Not quite Dance Dance Revolution, but the concept is there.
Weapons include Swords, Clubs, Staves… and other stickmen.
All in all, the game is very impressive, especially for one created by a studio known for making flash games, and Xbox LIVE arcade titles, and is defiantly a contender for Stickman Kung-Fu Badass Simulator of the year.
I would recommend this game to all fans of the rhythm, or brawler genres, but I’d say to avoid it if you are looking for a more casual experience as this game is rock hard. Also note, this game likes strobe lighting effects, so any sufferers of epilepsy or similar should take care when considering this game.

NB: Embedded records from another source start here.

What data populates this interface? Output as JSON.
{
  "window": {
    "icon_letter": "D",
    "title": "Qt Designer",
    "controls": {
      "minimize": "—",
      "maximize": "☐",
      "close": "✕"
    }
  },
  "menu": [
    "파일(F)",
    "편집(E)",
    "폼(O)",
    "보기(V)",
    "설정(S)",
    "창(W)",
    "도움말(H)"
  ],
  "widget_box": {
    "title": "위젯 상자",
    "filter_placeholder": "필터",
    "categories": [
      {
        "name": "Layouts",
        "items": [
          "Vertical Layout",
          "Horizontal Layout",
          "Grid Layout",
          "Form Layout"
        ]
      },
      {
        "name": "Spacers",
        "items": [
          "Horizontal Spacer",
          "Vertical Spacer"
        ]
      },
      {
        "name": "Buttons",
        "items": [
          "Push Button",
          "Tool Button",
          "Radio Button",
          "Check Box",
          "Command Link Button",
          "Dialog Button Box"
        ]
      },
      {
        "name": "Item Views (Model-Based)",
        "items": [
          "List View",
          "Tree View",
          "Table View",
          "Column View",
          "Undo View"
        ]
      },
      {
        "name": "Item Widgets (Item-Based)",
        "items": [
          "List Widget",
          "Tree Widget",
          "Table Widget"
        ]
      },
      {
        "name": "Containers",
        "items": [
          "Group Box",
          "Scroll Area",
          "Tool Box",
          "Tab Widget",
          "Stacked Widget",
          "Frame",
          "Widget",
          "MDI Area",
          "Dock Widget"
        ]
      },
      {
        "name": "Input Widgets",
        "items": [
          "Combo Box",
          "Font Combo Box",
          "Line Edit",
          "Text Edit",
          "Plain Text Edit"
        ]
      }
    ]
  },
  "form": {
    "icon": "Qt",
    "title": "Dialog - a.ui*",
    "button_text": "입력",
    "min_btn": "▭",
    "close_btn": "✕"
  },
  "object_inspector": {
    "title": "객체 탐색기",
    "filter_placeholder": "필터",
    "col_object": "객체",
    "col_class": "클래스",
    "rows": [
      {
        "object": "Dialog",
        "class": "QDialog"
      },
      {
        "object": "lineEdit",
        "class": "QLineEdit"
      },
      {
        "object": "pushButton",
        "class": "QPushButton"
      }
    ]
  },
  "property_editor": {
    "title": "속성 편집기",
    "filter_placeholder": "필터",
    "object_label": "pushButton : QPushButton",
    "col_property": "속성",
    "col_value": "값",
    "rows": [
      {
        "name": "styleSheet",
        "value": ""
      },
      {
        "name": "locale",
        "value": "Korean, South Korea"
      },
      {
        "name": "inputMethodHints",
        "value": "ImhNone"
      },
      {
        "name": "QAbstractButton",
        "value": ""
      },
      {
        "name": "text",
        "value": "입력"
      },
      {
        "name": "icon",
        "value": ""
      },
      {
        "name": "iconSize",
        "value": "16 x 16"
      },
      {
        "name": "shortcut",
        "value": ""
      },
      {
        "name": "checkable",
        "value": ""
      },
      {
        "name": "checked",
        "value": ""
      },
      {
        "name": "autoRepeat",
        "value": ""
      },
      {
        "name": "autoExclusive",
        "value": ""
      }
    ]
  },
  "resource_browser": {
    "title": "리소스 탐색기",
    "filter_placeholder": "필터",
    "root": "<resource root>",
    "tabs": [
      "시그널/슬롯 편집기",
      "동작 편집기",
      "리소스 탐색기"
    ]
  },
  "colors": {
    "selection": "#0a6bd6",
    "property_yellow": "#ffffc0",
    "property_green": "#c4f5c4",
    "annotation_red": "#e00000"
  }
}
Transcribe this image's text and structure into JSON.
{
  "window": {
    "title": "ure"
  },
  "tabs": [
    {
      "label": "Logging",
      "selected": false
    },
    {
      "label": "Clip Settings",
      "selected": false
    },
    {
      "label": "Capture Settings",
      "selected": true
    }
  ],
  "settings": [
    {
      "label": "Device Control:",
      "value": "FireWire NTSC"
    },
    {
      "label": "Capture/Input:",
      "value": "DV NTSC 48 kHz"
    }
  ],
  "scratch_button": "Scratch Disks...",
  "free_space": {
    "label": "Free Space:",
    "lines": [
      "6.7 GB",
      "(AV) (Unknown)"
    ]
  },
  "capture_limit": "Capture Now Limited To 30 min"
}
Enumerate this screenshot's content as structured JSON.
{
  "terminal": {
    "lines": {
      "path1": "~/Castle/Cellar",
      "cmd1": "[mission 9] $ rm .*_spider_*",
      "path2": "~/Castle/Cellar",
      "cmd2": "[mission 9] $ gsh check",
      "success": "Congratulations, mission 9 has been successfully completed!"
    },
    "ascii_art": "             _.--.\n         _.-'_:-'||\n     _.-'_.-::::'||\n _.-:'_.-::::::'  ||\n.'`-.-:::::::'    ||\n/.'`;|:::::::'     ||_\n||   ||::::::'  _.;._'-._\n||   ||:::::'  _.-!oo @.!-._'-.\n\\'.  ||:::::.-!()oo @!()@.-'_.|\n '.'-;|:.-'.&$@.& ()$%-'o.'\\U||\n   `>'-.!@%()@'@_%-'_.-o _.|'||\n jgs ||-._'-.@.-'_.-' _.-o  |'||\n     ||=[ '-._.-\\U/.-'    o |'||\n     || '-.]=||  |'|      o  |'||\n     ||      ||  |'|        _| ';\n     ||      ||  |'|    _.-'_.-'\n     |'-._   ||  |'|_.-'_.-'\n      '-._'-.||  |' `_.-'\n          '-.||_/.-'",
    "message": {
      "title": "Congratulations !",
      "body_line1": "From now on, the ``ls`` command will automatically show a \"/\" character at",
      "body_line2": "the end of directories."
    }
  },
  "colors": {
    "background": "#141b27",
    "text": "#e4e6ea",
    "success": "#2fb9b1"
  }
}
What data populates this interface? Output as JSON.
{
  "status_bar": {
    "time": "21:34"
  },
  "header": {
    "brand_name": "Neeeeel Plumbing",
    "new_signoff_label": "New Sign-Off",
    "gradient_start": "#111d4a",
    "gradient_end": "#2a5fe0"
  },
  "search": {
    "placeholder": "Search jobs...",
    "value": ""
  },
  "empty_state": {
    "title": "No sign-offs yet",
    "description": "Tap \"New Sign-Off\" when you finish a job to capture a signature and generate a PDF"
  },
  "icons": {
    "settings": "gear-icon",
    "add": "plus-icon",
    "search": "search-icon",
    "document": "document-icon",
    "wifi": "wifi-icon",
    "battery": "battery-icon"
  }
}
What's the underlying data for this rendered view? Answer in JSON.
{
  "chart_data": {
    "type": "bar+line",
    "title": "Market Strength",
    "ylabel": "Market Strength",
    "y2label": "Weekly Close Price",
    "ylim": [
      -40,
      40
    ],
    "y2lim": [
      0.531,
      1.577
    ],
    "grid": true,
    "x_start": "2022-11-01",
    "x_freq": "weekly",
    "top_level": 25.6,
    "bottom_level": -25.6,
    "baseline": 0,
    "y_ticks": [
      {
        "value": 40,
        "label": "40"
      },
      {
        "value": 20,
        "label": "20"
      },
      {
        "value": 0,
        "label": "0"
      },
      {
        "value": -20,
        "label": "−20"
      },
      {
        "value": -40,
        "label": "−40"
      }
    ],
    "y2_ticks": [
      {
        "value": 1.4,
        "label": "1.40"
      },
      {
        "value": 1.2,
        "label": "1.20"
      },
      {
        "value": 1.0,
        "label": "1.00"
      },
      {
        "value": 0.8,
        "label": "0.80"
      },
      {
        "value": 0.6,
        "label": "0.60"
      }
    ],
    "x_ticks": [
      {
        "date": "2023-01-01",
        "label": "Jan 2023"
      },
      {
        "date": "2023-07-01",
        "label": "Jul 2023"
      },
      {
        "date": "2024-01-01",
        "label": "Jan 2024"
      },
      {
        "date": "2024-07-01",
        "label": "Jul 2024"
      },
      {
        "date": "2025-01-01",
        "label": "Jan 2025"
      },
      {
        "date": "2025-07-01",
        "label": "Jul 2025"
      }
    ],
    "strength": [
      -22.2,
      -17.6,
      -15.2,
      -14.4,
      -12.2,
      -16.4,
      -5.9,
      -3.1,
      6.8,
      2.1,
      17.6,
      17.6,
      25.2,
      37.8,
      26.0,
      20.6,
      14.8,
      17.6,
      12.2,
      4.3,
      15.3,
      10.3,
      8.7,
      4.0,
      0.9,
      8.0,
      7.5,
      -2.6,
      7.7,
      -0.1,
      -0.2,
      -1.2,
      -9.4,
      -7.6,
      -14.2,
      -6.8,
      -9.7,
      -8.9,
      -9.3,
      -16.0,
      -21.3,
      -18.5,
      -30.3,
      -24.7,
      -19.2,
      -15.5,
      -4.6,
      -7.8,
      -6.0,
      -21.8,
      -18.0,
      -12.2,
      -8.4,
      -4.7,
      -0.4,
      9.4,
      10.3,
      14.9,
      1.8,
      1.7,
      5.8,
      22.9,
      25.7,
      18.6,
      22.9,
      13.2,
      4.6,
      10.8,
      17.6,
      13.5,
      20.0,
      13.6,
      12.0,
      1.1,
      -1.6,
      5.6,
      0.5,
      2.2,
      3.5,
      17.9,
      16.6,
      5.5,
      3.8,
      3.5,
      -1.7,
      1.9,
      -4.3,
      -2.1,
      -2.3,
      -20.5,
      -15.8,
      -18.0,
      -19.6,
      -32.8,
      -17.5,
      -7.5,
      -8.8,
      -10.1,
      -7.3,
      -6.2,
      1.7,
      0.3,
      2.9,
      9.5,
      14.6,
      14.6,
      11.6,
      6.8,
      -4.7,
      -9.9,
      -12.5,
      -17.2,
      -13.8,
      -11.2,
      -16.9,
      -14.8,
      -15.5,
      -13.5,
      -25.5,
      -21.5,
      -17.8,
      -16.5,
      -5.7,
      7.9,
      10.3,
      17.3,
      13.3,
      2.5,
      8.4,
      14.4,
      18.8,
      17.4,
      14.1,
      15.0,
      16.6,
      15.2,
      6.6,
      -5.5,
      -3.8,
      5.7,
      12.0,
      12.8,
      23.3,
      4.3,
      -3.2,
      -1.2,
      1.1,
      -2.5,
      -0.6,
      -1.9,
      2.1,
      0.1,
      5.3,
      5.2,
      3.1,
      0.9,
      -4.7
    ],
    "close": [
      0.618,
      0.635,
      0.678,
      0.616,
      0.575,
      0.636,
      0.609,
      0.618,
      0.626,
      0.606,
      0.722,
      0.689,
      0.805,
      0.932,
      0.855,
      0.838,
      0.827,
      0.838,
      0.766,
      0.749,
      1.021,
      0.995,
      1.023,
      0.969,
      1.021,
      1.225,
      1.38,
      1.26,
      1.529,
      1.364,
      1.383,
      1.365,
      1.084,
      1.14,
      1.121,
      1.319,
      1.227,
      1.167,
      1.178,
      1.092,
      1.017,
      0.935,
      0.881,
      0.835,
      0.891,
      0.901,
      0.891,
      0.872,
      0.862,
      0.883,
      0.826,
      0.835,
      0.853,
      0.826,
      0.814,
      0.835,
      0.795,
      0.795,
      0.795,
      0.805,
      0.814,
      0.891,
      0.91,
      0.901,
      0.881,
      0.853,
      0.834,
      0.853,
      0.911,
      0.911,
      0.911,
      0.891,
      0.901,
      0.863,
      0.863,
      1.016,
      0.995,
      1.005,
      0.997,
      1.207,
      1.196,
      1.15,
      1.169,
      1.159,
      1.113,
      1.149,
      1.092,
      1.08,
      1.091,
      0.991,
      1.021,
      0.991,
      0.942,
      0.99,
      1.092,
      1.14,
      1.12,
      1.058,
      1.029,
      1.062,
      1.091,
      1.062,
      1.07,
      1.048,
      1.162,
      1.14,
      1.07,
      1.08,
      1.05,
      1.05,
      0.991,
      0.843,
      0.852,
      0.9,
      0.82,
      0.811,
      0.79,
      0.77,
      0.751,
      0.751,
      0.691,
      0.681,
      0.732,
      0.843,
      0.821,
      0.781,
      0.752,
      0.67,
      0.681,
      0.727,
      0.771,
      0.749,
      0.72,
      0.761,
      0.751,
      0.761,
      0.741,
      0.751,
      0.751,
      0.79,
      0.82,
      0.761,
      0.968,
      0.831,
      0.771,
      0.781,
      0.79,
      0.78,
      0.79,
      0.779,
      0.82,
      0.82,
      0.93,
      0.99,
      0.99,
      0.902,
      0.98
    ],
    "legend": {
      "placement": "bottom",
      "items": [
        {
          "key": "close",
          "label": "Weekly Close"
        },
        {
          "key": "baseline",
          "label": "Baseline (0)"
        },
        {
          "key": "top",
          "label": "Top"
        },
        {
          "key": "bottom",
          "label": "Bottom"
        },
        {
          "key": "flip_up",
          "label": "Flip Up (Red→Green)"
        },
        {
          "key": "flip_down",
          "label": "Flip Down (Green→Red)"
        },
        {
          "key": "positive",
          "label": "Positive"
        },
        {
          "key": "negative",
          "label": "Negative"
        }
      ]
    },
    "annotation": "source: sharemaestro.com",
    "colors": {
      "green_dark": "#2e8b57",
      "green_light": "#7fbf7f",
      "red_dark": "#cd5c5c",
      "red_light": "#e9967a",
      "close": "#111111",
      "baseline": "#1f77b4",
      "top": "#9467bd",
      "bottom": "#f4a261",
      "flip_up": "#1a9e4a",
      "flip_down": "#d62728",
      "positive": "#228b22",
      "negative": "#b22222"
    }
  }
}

Gameplay and Controls: As I said above, the game plays excellently, having extremely responsive controls and enough variety in the moves and power-ups to keep things from getting boring. 4/5Sounds and Music: The game’s music consists of a couple of different short tracks that alternate between levels. It can get a little repettative, but you don’t generally stay alive long enough for that to be an issue. The other sound assets are solid, espscially the sound effects when fist fighting. 4/5
Graphics: The game has a very simple graphics style that works extremely well for the concept, and an animation style that looks fluid and professional, which really helps the brawling come to life. 4/5
Story/Immersion and Replayability: There is no story to speak of, as the game’s progression focusses entirely on moving forward to unlock new abilities ect, rather than using a narrative to keep people playing. However, despite this, the game has an excellent amount of Replayability in both the normal and the survival mode, as you’ll want to keep coming back to unlock everything, perfect each level, obtain all the power-ups, and beat you friends high score. 4/5
Final score: 16/20.
Watch The Trailer Here